Aside from all the discussions about Harvey Electronics’ proposed purchase of fellow Professional Retailers Organization (PRO) Group member MyerEmco, there were plenty of other issues on the minds of attendees at the organization’s spring meeting earlier this month.
Executive director Dave Workman told TWICE the group still has 18 members and that “estimated annual sales would be around $2 billion. We crested above that previously but with the reorganization at Tweeter some sales volume has come down.”

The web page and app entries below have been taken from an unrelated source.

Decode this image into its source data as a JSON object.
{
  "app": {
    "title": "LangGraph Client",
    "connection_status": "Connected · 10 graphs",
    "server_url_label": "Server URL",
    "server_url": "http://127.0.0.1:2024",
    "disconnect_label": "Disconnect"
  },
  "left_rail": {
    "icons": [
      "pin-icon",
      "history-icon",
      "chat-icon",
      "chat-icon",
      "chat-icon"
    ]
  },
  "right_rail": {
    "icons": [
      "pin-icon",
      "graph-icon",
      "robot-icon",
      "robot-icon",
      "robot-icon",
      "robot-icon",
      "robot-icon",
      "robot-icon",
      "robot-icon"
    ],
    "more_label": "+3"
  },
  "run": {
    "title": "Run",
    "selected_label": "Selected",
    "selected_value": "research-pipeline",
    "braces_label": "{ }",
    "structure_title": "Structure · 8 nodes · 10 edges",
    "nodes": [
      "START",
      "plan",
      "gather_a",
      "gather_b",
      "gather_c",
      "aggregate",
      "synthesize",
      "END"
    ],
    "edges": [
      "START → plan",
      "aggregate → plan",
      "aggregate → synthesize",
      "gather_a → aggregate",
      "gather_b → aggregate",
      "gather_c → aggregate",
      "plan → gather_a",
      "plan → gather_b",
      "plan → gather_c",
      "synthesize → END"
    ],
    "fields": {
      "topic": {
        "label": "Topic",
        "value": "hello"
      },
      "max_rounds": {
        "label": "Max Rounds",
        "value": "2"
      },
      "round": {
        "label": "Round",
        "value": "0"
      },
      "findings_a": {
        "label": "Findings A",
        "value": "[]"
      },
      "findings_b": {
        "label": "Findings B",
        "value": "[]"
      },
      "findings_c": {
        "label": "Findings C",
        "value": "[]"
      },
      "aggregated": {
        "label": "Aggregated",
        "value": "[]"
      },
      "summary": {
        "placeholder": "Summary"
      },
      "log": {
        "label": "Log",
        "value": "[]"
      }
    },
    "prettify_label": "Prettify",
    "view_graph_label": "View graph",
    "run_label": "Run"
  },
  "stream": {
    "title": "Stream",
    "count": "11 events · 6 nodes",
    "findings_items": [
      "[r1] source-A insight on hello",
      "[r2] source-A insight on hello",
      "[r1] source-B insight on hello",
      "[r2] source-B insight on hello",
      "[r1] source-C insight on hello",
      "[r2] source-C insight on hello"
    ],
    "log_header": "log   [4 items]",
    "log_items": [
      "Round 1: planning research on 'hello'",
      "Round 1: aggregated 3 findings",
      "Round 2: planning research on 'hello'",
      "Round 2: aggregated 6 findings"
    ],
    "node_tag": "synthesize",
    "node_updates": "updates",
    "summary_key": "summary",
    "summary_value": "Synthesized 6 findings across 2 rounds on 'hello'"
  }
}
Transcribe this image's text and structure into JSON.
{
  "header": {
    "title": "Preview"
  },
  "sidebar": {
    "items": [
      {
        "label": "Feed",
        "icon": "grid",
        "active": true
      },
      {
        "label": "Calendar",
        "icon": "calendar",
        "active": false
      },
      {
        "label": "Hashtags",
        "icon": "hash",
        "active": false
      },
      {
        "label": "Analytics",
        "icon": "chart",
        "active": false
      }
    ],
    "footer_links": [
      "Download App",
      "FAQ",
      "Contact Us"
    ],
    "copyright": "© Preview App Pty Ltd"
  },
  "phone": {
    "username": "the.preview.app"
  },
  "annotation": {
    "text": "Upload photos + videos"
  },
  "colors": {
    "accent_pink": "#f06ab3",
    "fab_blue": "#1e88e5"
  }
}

When asked if PRO is considering expansion, Workman said, “We are not on a rush drive. We don’t need to validate ourselves by having 19 or 20 members. It is more important to have the right members. Our members have been actively recruited because they bring complimentary value to the group. Where we feel there would be an additional retailer out there that could bring value we would always welcome a new member.”
But he feels that the expansion at Ken Crane’s and Sixth Avenue Electronics “and growth with our Internet retailers, one balances off against another. We are growing as a group … even with the choppy waters out there, we still think we can catch a little wind in our sails and end up with a pretty reasonable year.”
And PRO provided further details on other ventures previously announced. During International CES in January (TWICE, Jan. 22, p. 20) PRO said it would implement a supply chain initiative but didn’t mention the supplier backing it. That supplier is Panasonic and the deal will allow PRO members to interface with Panasonic’s collaborative planning, forecasting and replenishment (CPFR) system, allowing “greater accuracy in forecasting,” Workman said in a prepared statement.
PRO also provided details on its customer-centric strategy (TWICE, April 23, p. 6) and its deal with Control4 to sell its home automation products (see TWICE.com for details).
Workman also discussed key issues facing the group with TWICE:
How is Tweeter’s consolidation affecting PRO?
“It would be stupid to say that our largest member is undergoing a reorganization, and it won’t have an affect whatsoever on the group. The issues around Tweeter (see story, right) are issues that both the industry needs to deal with — keeping specialty chains like Tweeter growing. I would say that it is incumbent upon [PRO] to rally behind Tweeter with the challenges they are facing in their business and help them in any way we can. I’m confident that they will find an answer. There are consumers who look for something more than a price.”
What is the major concern of the PRO Group at this meeting?
“The main concern is can we retain profitability for all channels in this business, recognizing that manufacturers have to do volume. We have to also realize that there are varying channels and that each of those channels has a position and a benefit to the consumer. But we sometimes race to zero in this industry. We just can’t rush to commoditization so quickly with everything we have to sell.”
What impact has the problems of national retailers had on the industry?
“When you are in the CE business you are not in a vacuum. There is a ripple effect. And as we look at products, when you create a solution for consumers, this industry has always been noted for products will always become commoditized but solutions don’t. I think there is more and more emphasis on the part of all retailers to come up with an end solution for consumers. Too often we are just offering a product. How do we take all this wonderful technology, bring it to consumer and make it easy to understand and easy to use? That requires a certain level of knowledge and a certain level of training you just can’t get off of a spec sheet.”